It will be a busy week in the US as investors turn their attention to next week's FOMC meeting at which the Federal Reserve is likely to keep rates unchanged. The Fed has raised rates three times in 2018 and one more rate hike in December is widely expected as labor-market data for October showed wages rising by the most since 2009 amid a strong labor market and a sustained expansion of economic activity. Meanwhile, voters across the US will head to the polls on November 6th for the Congressional midterm elections. Democrats are expected to take the majority in the House while Senate looks likely to remain in Republican control. Investors will wait to see if the results have any implications on fiscal policy and trade conflict. Regarding the economic calendar, the ISM non-manufacturing index and the final Markit services PMI will both be released, with the former expected to point to a slowdown in services and construction output growth after hitting a record-high expansion in September. The preliminary University of Michigan consumer sentiment index and the final reading of wholesale inventories will also be in the spotlight, alongside producer prices, JOLTs job openings and IBD/TIPP Economic Optimism.
Other important releases for America include Canada Ivey PMI and housing data, and Brazil and Mexico inflation rates.
The UK will be publishing preliminary estimates of third-quarter GDP growth and business investment, alongside trade balance, industrial production and construction output for September. Figures from the ONS are expected to show Britain's economic growth accelerated to 0.6 percent in the third quarter from 0.4 percent in the previous period, mainly boosted by solid contributions from industry and construction sectors and a modest rebound in business investment.
Elsewhere in Europe, the European Commission will provide an update for its economic projections amid worries over global trade tensions, tighter financial conditions and policy uncertainty in some EU members, including Brexit negotiations and Italy's spending plans.
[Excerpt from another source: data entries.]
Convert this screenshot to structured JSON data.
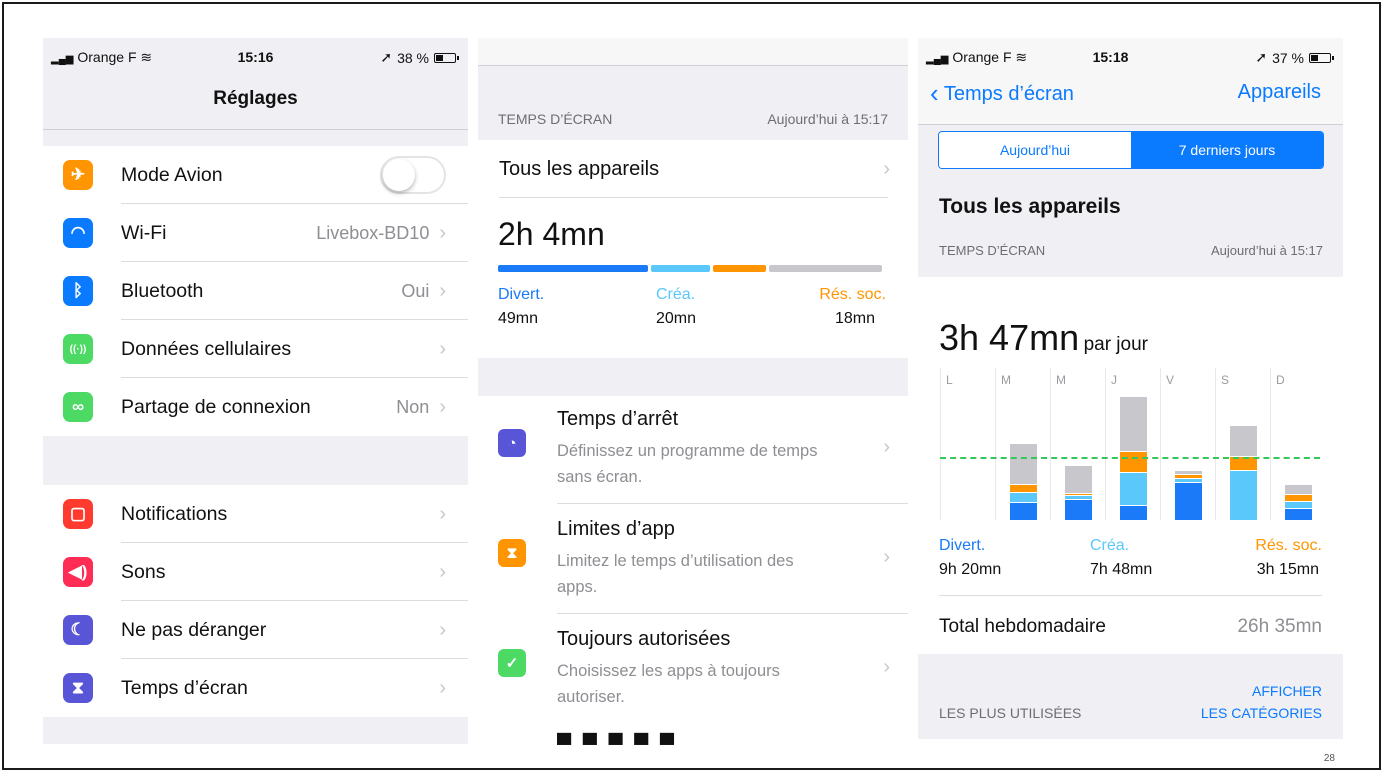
{
  "page_number": "28",
  "colors": {
    "divert": "#1a7af8",
    "crea": "#5ac8fa",
    "res_soc": "#ff9500",
    "other": "#c7c7cc",
    "ios_blue": "#0a7aff",
    "avg_line": "#34c759"
  },
  "screen1": {
    "status": {
      "carrier": "Orange F",
      "time": "15:16",
      "battery": "38 %"
    },
    "title": "Réglages",
    "group1": [
      {
        "icon": "airplane-icon",
        "color": "#ff9500",
        "glyph": "✈",
        "label": "Mode Avion",
        "value": "",
        "control": "toggle"
      },
      {
        "icon": "wifi-icon",
        "color": "#0a7aff",
        "glyph": "◠",
        "label": "Wi-Fi",
        "value": "Livebox-BD10"
      },
      {
        "icon": "bluetooth-icon",
        "color": "#0a7aff",
        "glyph": "ᛒ",
        "label": "Bluetooth",
        "value": "Oui"
      },
      {
        "icon": "cellular-antenna-icon",
        "color": "#4cd964",
        "glyph": "((·))",
        "label": "Données cellulaires",
        "value": ""
      },
      {
        "icon": "hotspot-link-icon",
        "color": "#4cd964",
        "glyph": "∞",
        "label": "Partage de connexion",
        "value": "Non"
      }
    ],
    "group2": [
      {
        "icon": "notifications-icon",
        "color": "#ff3b30",
        "glyph": "▢",
        "label": "Notifications"
      },
      {
        "icon": "speaker-icon",
        "color": "#ff2d55",
        "glyph": "◀)",
        "label": "Sons"
      },
      {
        "icon": "moon-icon",
        "color": "#5856d6",
        "glyph": "☾",
        "label": "Ne pas déranger"
      },
      {
        "icon": "hourglass-icon",
        "color": "#5856d6",
        "glyph": "⧗",
        "label": "Temps d’écran"
      }
    ]
  },
  "screen2": {
    "section_label": "TEMPS D’ÉCRAN",
    "section_time": "Aujourd’hui à 15:17",
    "devices": "Tous les appareils",
    "total": "2h 4mn",
    "usage_fractions": {
      "divert": 0.395,
      "crea": 0.161,
      "res_soc": 0.145,
      "other": 0.299
    },
    "categories": [
      {
        "name": "Divert.",
        "value": "49mn"
      },
      {
        "name": "Créa.",
        "value": "20mn"
      },
      {
        "name": "Rés. soc.",
        "value": "18mn"
      }
    ],
    "items": [
      {
        "icon": "downtime-icon",
        "color": "#5856d6",
        "glyph": "◔",
        "title": "Temps d’arrêt",
        "desc": "Définissez un programme de temps sans écran."
      },
      {
        "icon": "hourglass-icon",
        "color": "#ff9500",
        "glyph": "⧗",
        "title": "Limites d’app",
        "desc": "Limitez le temps d’utilisation des apps."
      },
      {
        "icon": "checkmark-badge-icon",
        "color": "#4cd964",
        "glyph": "✓",
        "title": "Toujours autorisées",
        "desc": "Choisissez les apps à toujours autoriser."
      }
    ]
  },
  "screen3": {
    "status": {
      "carrier": "Orange F",
      "time": "15:18",
      "battery": "37 %"
    },
    "nav_back": "Temps d’écran",
    "nav_right": "Appareils",
    "segment": [
      "Aujourd’hui",
      "7 derniers jours"
    ],
    "devices": "Tous les appareils",
    "section_label": "TEMPS D’ÉCRAN",
    "section_time": "Aujourd’hui à 15:17",
    "avg_value": "3h 47mn",
    "avg_unit": "par jour",
    "categories": [
      {
        "name": "Divert.",
        "value": "9h 20mn"
      },
      {
        "name": "Créa.",
        "value": "7h 48mn"
      },
      {
        "name": "Rés. soc.",
        "value": "3h 15mn"
      }
    ],
    "total_label": "Total hebdomadaire",
    "total_value": "26h 35mn",
    "most_used": "LES PLUS UTILISÉES",
    "show_categories": [
      "AFFICHER",
      "LES CATÉGORIES"
    ]
  },
  "chart_data": {
    "type": "bar",
    "stacked": true,
    "categories": [
      "L",
      "M",
      "M",
      "J",
      "V",
      "S",
      "D"
    ],
    "series": [
      {
        "name": "Divert.",
        "values": [
          0,
          0.6,
          0.7,
          0.5,
          1.3,
          0.0,
          0.4
        ]
      },
      {
        "name": "Créa.",
        "values": [
          0,
          0.3,
          0.1,
          1.1,
          0.1,
          1.7,
          0.2
        ]
      },
      {
        "name": "Rés. soc.",
        "values": [
          0,
          0.25,
          0.05,
          0.7,
          0.1,
          0.45,
          0.2
        ]
      },
      {
        "name": "",
        "values": [
          0,
          1.4,
          0.95,
          1.9,
          0.1,
          1.05,
          0.3
        ]
      }
    ],
    "average_line": 2.2,
    "ylim": [
      0,
      5.3
    ]
  }
}
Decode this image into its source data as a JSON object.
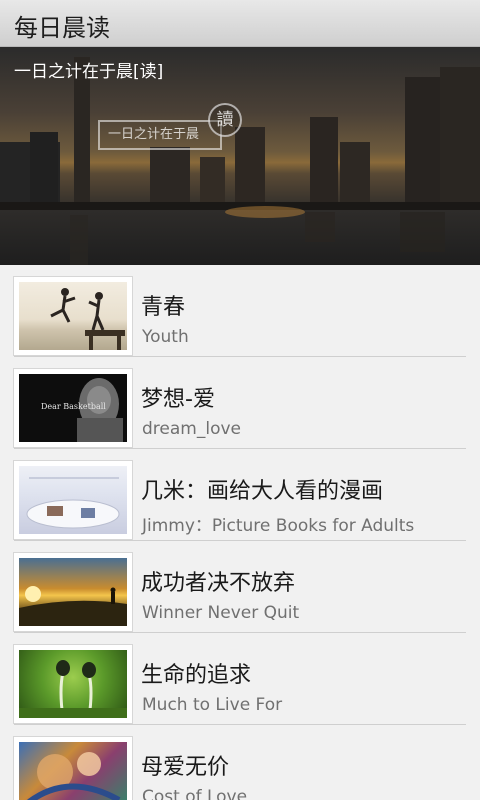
{
  "app": {
    "title": "每日晨读"
  },
  "banner": {
    "caption": "一日之计在于晨[读]",
    "badge_text": "一日之计在于晨",
    "badge_seal": "讀"
  },
  "articles": [
    {
      "title": "青春",
      "subtitle": "Youth",
      "thumb_text": ""
    },
    {
      "title": "梦想-爱",
      "subtitle": "dream_love",
      "thumb_text": "Dear Basketball"
    },
    {
      "title": "几米：画给大人看的漫画",
      "subtitle": "Jimmy：Picture Books for Adults",
      "thumb_text": ""
    },
    {
      "title": "成功者决不放弃",
      "subtitle": "Winner Never Quit",
      "thumb_text": ""
    },
    {
      "title": "生命的追求",
      "subtitle": "Much to Live For",
      "thumb_text": ""
    },
    {
      "title": "母爱无价",
      "subtitle": "Cost of Love",
      "thumb_text": ""
    }
  ]
}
Investors will also await the release of the Eurozone retail sales; Germany factory orders, industrial production and foreign trade, which combined should add to concerns about the bloc's largest economy; and Italy and Spain flash Markit services PMIs. In addition, Turkey's inflation figures for October are likely to show another jump in consumer prices on the back of the recent currency crisis.
All eyes are on China's trade balance, inflation and Caixin services PMI. Export and import growth will probably slow in October amid ongoing trade tensions with the US and consumer prices are expected to rise 2.5 percent, the same pace as in the previous month. Meanwhile, Chinese President Xi Jinping is set to deliver a speech at the launch of the China International Import Expo (CIIE) on Monday. A total of 2,800 companies from 130 countries and regions are hoping Beijing will announce reform measures that would allow overseas players to access the world's most populated market. Elsewhere, the Reserve Bank of Australia, Reserve Bank of New Zealand and Bank Negara Malaysia will be deciding on monetary policy, with markets anticipating no changes. Other key highlights for the Asia-Pacific region include Australia NAB business confidence and Westpac consumer confidence; Japan machinery orders and current account; and third-quarter GDP growth rates from Indonesia and the Philippines.